Americas / Global
Bullet-proof training in Colombia, the US's Project Laundry List and plans for new high-speed rail.
Back to school — 01
New lesson plan
Locke High School, in Los Angeles, is a portrait of what’s wrong with state schools in the US. Just four out of every 100 pupils enter college.
In July, Green Dot Public Schools, a charter school organisation (privately run, publicly funded), took over and instituted a policy of smaller classes, a strict curriculum for preparing for college entry, uniforms and encouraging parent participation.
Steve Barr, Green Dot’s founder, told Monocle: “If we can create change at Locke, we can create it anywhere.”
During summer school (with only 400 pupils present), things seemed to be going smoothly but it remains to be seen if Green Dot’s tough love approach can succeed when the autumn term begins, and thousands of pupils arrive back.
At his nondescript clothes shop in Bogotá, Miguel Caballero has shot most of his employees. One manager remembers the time Caballero got out a .32 calibre pistol and fired at his chest. “My boss stood about 400m away from me, counted down from three and then ‘bang!’. It’s all part of the induction process,” he says.
He was wearing a jacket from Caballero’s bullet-proof clothing collection that includes everything from tweed jackets to tropical shirts. It’s a range that has made Caballero one of the world’s most sought-after tailors among the rich and famous in the firing line.
Sales are booming. Last year he delivered €5m of clothes in Latin America. He sees Africa and central and eastern Europe as growth areas, and a couture range recently arrived at Harrods in London. “Miguel Caballero is the only manufacturer of fashion protective clothing, the quality of production, fabrics, and design execution is first class,” says a Harrods spokesperson.

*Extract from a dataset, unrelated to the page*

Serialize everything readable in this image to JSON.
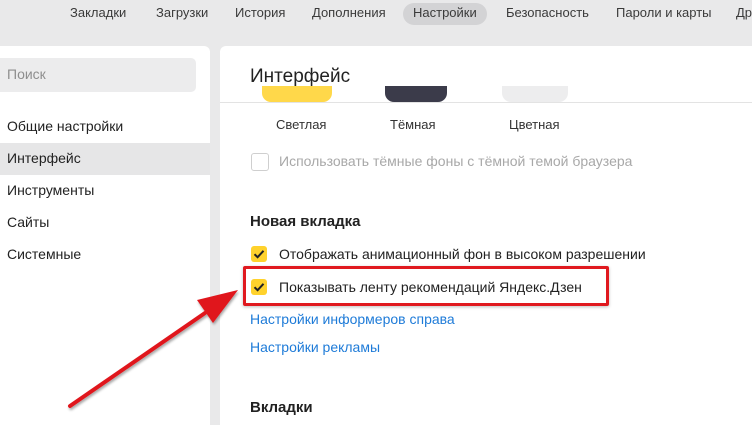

Known as the “Armani of bullet- proof casualwear”, Caballero has dressed Hollywood A-listers, regional heads of state and US rappers. The bestseller is a black leather jacket that sells for up to €7,000, weighs 1.2kg and takes four weeks to make. The lighter the garment, the more expensive it is (Caballero is working on producing a bullet-proof jacket that weights just 400g).
Since he started up the business 16 years ago with $10, Caballero has been developing his secret-formula anti-ballistic fabrics, which include multiple layers of aramid nylons and synthetic fibres.
“In countries where AK-47s are more popular than handguns, we have to adapt the formula accordingly because the speed and shape of a bullet affects the materials we use,” says Caballero.
Tracking the super snatchers
Figures vary, but an estimated 48 per cent of kidnappings worldwide take place in Latin America. The following apply to 2007.
1. Mexico: 547 — One in seven of those kidnapped in Mexico in 2005 was killed, compared to one in 26 in Colombia 2. Colombia: 521 — Down from 3,500 in 2000 3. Venezuela — Official figures vary between 305 and 382
Fresh campaigns will begin this autumn for Americans’ right to dry their clothes outside. The campaign group Project Laundry List is urging authorities to challenge the widely held idea that hanging out laundry can ruin the view.
The group says if the average household stopped using a tumble-dryer it would save up to 25 per cent on bills. Florida has a law against banning washing lines. New Hampshire, Connecticut and Vermont may follow suit.
Back on track
Until now, the US has shunned train travel in favour of open roads and frequent-flyer miles. But with oil price hikes leading major US airlines to cut domestic routes, rail is finally getting another look. California is designing the country’s first major high-speed rail system, a 1,290km network that will link up large cities at a speed of up to 350km/h.
The system, which will cost around €25bn, is set to begin construction in 2011 at the earliest and be completed by 2020. And with an eventual annual capacity of 117 million passengers, it could save 12.7m barrels of oil and 5.4bn kg of carbon dioxide each year – while also reducing the state’s legendary traffic and pollution woes.
“We always think about San Francisco and Los Angeles, but there’s a lot of stuff in between,” says Carrie Pourvahidi, deputy director of the California High-Speed Rail Authority, the state agency in charge of the project. “There’s got to be some other alternative for people and goods to move around the state,” she adds.
The federal government is watching closely: it has designated another 10 potential high-speed corridors around the country.
The US only has 4 per cent of the world’s five to 25-year-old population but its expenditure on public education is 28 per cent of the worldwide total. Sub-Saharan Africa has 15 per cent of the world’s school-age population but only spends 2.4 per cent of the global total.